Page and application data records

■ ■ ■ ■ ■ ■ ■

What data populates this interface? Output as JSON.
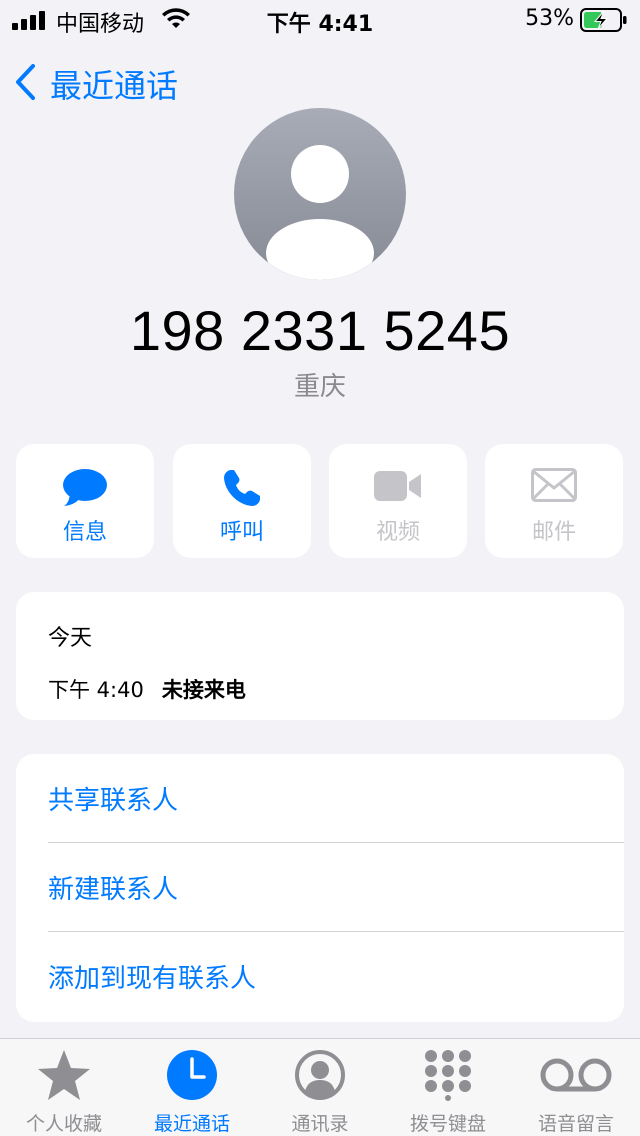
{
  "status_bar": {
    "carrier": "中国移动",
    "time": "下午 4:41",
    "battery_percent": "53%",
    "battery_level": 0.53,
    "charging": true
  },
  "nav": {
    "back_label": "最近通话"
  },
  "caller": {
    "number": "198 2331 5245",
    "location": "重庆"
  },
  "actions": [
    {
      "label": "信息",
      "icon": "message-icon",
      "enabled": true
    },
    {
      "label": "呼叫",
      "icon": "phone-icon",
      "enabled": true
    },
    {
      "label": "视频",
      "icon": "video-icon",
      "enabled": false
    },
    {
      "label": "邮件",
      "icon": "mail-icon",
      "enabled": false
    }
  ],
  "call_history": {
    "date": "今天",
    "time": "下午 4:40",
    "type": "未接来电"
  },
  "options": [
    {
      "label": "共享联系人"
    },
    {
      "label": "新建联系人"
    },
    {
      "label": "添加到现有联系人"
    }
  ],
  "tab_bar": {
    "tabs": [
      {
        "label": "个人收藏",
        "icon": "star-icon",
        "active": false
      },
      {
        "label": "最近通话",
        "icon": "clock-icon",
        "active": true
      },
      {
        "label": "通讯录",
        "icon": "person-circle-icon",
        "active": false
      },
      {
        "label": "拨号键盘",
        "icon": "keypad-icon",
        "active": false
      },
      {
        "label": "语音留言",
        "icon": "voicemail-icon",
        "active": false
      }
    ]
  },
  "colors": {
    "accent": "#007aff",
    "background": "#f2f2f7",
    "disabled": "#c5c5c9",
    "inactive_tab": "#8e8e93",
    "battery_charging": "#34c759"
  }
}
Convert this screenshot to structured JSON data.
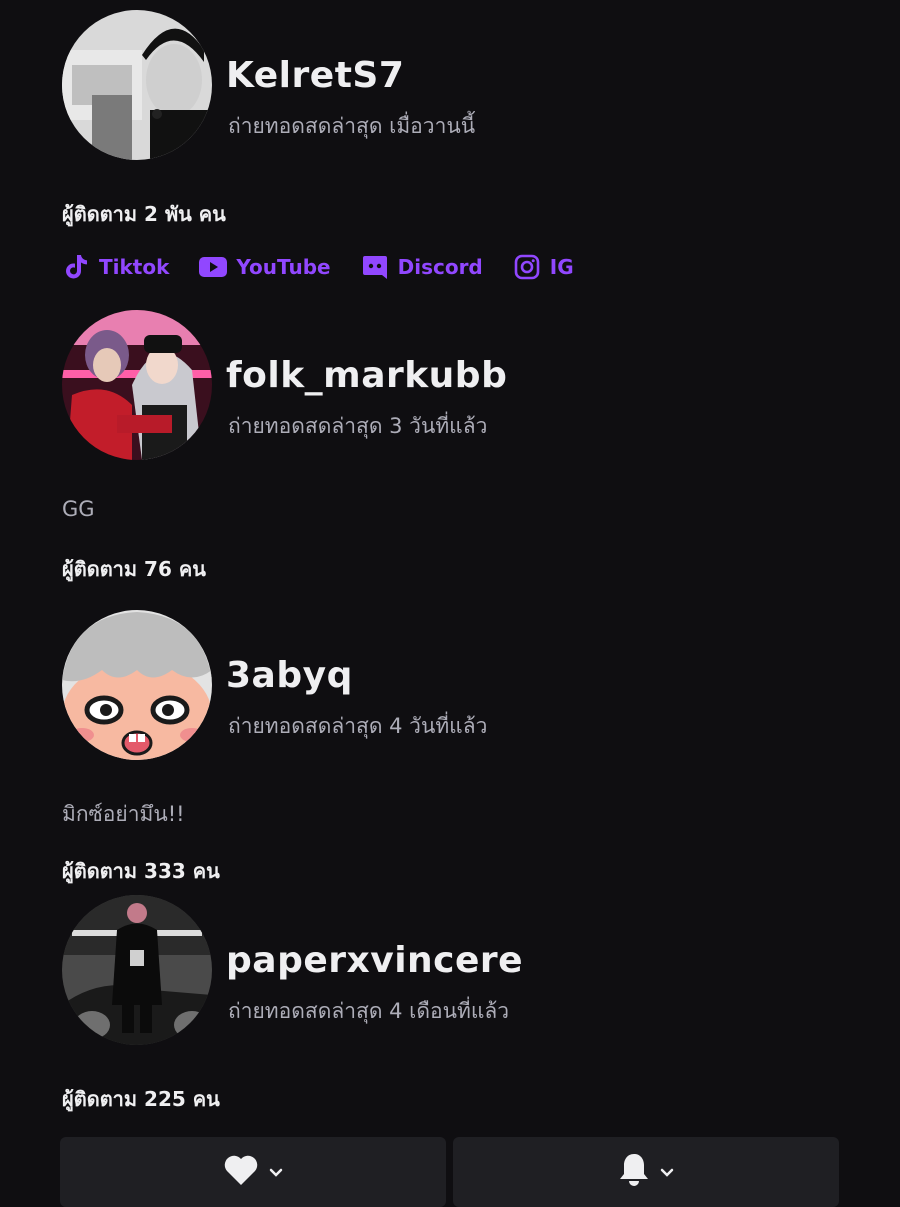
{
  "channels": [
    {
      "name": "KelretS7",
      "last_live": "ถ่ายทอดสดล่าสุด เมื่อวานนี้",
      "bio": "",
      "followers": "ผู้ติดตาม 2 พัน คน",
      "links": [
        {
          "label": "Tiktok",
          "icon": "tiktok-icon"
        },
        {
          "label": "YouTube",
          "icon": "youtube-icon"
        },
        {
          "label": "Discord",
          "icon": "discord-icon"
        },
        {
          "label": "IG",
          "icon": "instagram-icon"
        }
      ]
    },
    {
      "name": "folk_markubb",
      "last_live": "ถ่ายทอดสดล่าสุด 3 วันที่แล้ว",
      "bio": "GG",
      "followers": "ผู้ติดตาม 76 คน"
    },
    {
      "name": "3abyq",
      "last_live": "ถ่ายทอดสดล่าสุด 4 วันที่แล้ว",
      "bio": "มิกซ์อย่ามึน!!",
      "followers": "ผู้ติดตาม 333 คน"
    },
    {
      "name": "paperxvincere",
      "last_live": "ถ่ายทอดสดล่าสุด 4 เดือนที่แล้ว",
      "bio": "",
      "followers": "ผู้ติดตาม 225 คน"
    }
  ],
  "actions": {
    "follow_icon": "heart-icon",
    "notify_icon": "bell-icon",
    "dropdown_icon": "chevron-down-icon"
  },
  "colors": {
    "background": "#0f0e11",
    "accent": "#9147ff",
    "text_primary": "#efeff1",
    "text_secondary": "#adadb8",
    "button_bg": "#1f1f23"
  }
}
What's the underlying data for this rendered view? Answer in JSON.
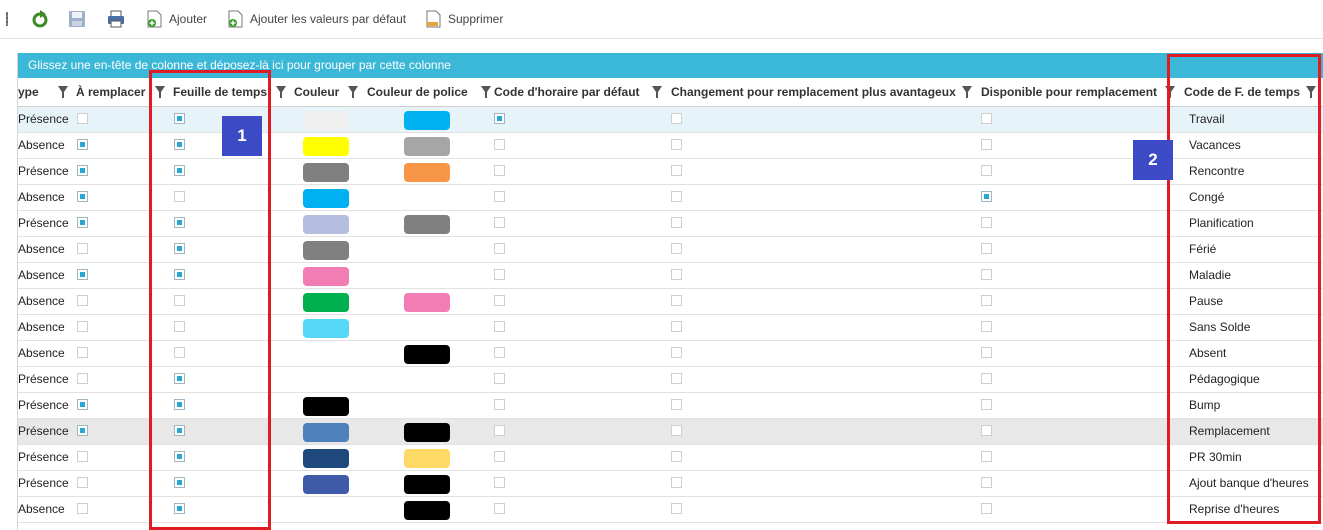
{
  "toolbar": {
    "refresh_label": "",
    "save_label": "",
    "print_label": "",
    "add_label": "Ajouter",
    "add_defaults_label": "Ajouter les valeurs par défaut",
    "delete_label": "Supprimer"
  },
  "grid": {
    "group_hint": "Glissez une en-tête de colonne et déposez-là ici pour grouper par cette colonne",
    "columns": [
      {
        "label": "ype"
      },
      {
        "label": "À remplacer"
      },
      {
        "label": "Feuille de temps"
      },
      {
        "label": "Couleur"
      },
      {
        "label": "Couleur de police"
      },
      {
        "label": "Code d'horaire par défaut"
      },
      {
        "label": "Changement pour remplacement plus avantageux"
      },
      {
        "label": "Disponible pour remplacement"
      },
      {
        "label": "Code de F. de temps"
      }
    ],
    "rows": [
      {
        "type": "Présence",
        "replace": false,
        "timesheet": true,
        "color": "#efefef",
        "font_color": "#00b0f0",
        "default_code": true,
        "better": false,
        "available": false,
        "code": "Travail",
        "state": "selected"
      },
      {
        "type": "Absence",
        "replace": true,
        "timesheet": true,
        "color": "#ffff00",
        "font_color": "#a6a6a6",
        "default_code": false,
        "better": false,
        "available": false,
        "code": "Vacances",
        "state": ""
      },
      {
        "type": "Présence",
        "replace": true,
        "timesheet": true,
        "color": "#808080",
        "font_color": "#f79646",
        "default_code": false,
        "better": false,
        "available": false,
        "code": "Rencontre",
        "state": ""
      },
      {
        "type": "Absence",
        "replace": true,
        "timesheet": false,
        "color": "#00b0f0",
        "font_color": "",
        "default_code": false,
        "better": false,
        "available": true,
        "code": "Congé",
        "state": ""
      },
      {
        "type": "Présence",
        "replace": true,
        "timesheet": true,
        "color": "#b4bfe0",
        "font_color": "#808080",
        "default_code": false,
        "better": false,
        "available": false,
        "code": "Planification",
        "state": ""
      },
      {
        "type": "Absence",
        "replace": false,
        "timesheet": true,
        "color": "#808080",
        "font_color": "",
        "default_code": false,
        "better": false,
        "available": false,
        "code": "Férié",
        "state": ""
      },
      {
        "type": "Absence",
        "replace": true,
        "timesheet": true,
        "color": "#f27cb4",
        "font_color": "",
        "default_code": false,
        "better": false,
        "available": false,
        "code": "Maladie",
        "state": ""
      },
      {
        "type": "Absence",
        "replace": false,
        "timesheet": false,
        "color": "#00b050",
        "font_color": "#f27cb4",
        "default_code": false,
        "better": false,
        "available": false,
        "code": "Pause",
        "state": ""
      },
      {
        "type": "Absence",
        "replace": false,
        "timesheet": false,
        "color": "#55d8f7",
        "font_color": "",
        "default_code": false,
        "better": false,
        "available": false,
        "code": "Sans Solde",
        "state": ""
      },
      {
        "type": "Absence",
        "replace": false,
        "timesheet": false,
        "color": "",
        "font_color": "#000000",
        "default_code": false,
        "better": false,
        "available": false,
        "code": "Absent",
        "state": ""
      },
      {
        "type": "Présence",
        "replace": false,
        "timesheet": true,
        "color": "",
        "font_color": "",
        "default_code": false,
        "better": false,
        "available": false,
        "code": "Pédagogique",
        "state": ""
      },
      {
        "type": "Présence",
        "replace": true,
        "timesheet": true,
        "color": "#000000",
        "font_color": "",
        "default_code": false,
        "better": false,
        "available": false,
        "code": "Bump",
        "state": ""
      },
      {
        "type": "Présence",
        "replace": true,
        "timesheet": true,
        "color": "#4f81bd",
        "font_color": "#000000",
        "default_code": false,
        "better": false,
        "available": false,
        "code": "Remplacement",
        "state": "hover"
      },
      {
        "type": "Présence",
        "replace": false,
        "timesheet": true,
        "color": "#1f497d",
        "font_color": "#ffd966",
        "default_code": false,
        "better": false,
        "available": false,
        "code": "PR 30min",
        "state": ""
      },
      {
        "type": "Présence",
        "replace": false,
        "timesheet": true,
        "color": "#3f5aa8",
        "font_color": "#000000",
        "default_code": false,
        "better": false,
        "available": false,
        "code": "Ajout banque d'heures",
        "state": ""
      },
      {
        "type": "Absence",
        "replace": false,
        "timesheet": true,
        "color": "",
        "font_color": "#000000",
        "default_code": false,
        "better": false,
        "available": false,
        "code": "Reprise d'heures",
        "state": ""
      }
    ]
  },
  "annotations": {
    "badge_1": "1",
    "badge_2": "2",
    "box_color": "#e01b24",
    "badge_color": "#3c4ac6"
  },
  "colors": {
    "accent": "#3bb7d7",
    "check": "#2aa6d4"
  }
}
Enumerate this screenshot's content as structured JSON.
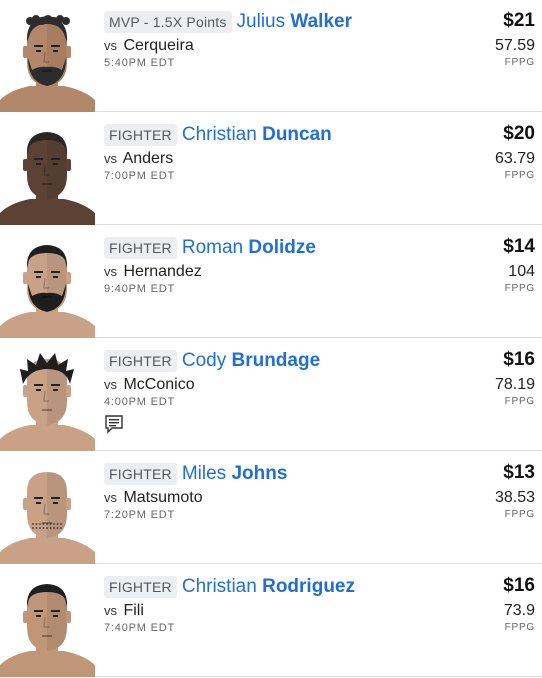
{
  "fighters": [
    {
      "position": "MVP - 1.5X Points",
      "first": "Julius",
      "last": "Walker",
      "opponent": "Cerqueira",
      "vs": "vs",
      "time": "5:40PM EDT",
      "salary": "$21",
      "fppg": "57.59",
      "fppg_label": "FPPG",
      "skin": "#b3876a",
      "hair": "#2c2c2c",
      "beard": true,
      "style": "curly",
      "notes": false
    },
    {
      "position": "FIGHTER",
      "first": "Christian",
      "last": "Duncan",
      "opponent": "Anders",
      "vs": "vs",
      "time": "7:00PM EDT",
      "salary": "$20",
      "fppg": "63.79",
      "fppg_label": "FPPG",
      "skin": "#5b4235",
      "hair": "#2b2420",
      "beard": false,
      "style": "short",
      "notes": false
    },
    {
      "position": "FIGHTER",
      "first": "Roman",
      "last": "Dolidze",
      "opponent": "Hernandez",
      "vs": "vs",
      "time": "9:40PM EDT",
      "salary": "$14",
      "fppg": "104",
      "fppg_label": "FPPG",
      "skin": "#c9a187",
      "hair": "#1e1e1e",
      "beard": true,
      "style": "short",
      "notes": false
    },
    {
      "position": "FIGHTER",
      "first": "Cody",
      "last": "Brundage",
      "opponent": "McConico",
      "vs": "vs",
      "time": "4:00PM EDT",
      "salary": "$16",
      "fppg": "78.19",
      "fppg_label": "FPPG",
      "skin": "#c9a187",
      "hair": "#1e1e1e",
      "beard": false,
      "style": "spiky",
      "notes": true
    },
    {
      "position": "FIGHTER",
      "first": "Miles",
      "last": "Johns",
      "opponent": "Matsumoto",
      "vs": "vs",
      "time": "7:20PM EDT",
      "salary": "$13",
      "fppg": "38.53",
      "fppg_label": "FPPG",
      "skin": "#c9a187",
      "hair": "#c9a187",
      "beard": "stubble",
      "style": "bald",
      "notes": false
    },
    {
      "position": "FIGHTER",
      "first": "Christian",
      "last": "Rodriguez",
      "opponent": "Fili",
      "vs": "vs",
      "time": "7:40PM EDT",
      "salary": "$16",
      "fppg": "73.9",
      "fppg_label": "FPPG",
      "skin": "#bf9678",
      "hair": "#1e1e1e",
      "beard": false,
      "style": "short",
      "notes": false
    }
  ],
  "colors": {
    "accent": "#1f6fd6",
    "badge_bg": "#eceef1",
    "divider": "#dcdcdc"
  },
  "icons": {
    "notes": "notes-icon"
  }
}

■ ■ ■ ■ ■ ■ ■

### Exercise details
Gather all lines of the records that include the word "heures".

### Expected answer
        "code": "Ajout banque d'heures",
        "code": "Reprise d'heures",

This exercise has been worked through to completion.